Today is garbage day, always a chore day for me. I don’t enjoy taking out the garbage. But, because of what would happen if I didn’t take it out, I do it. At a recent Earth Day festival in Otay Ranch, my boys and I listened to an interesting presentation from our refuse management company about what happens to our garbage. It’s easy to think that a fairy comes by and whooshes it away where it’ll never be seen again. But that is not what happens. As a part of the presentation, we found out exactly how much waste can be recycled. It is more than I thought (and I thought it was a lot to begin with). The refuse manager I spoke with is surprisingly passionate about garbage. I didn’t know that with a simple phone call, the truck will pick up my old car oil, batteries, and a variety of other environmentally-toxic products. One phone call, no additional charges, no questions asked; they’ll just come by to pick it up.
One of the funniest insurance claims I ever reviewed, when I was in that profession, was from a young family that just before Christmas had moved from the small town of Kettle Falls, Washington, to the thriving metropolis of Spokane.
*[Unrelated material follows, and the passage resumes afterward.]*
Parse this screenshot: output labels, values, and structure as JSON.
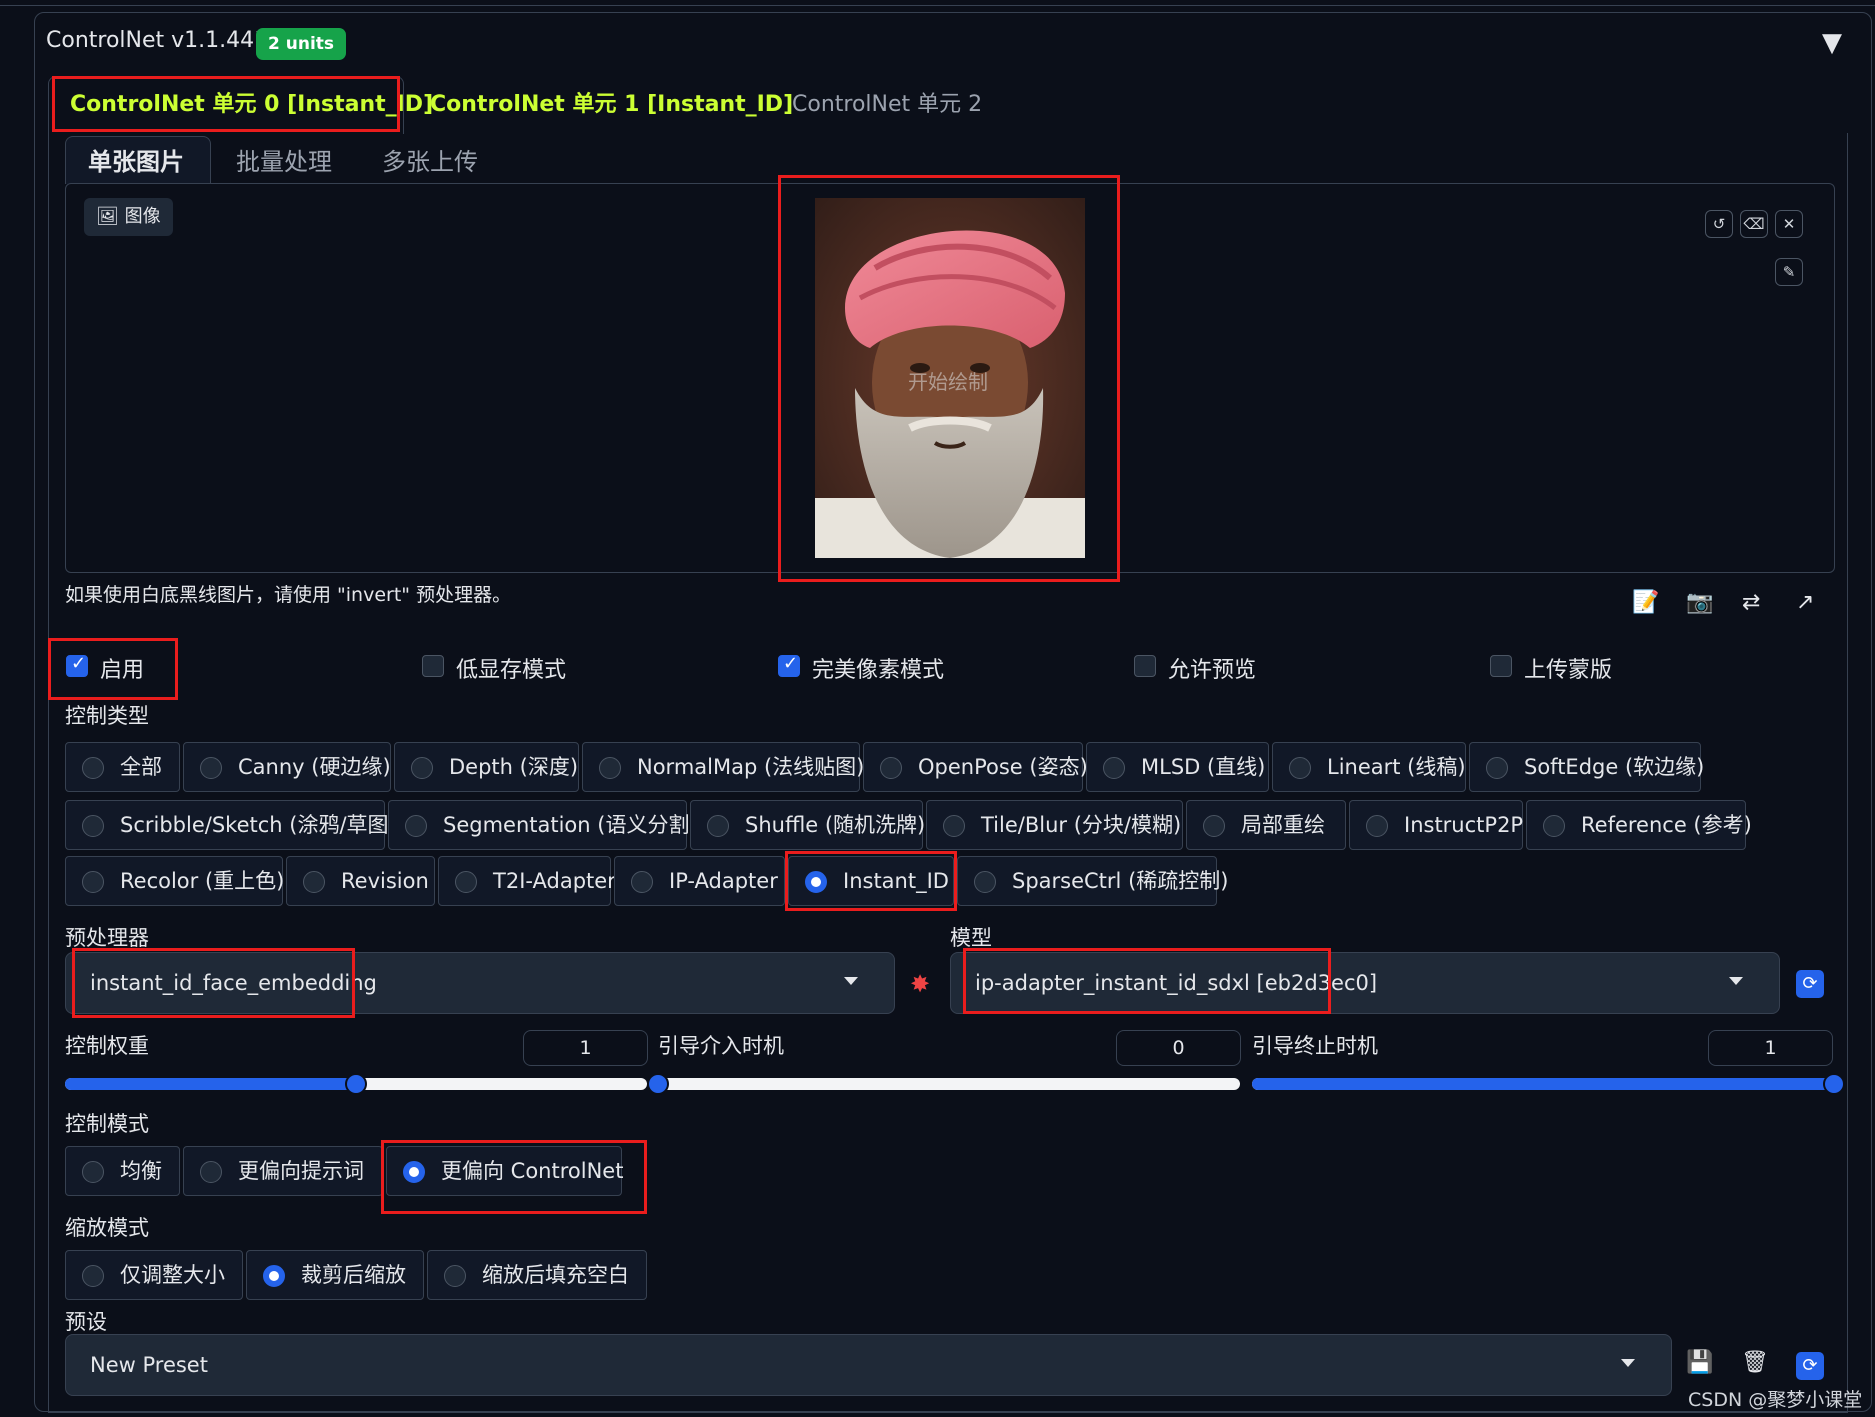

Although most residents of Kettle Falls have indoor plumbing (don’t laugh, some still have outdoor toilets), they don’t have garbage service. So what do they do? They burn it. Seriously, it is a weekly tradition to burn one's garbage. This young family moved to an up and coming preplanned housing complex that featured, among many green-home amenities, fancy outdoor siding that looks just like wood, but keeps the house warm in the winter and cool in the summer. The complex was so new that it did not yet have landscaping. On Christmas day, our newly insured family took all their garbage, including moving boxes and a large amount of wrapping paper, dug a garbage fire pit between their home and the newly constructed home next to them and started the weekly Kettle Falls garbage-burning routine. The fire created so much heat it melted their siding, the siding on the home next to theirs and on the occupied house behind them. That was not exactly the best way to wish one’s new neighbors Merry Christmas.
Love is a theme of our Sunday readings these past weeks. Love from God has little to do with fond feelings or even really liking someone. Agape love is the “richer or poorer, in sickness and health” type which makes you willing to handle someone else’s garbage. This is the love Jesus shows us. He wants us including our garbage. When we lift our concerns to God, it can be like garbage day. We package up all the stuff we can’t handle, the stuff we no longer want, the stuff that really smells if it stays in our house for just one more day, we put it out on the street in prayer and God drives it away, for good. Jesus does not go through our garbage later on and say, “Remember when…” Nope, it’s gone for good. It’s not even recycled into something else. No garbage fairy comes by our house weekly to make our garbage disappear, but we do have a weekly church celebration where we bring everything to God, even garbage. And Jesus takes it away for good.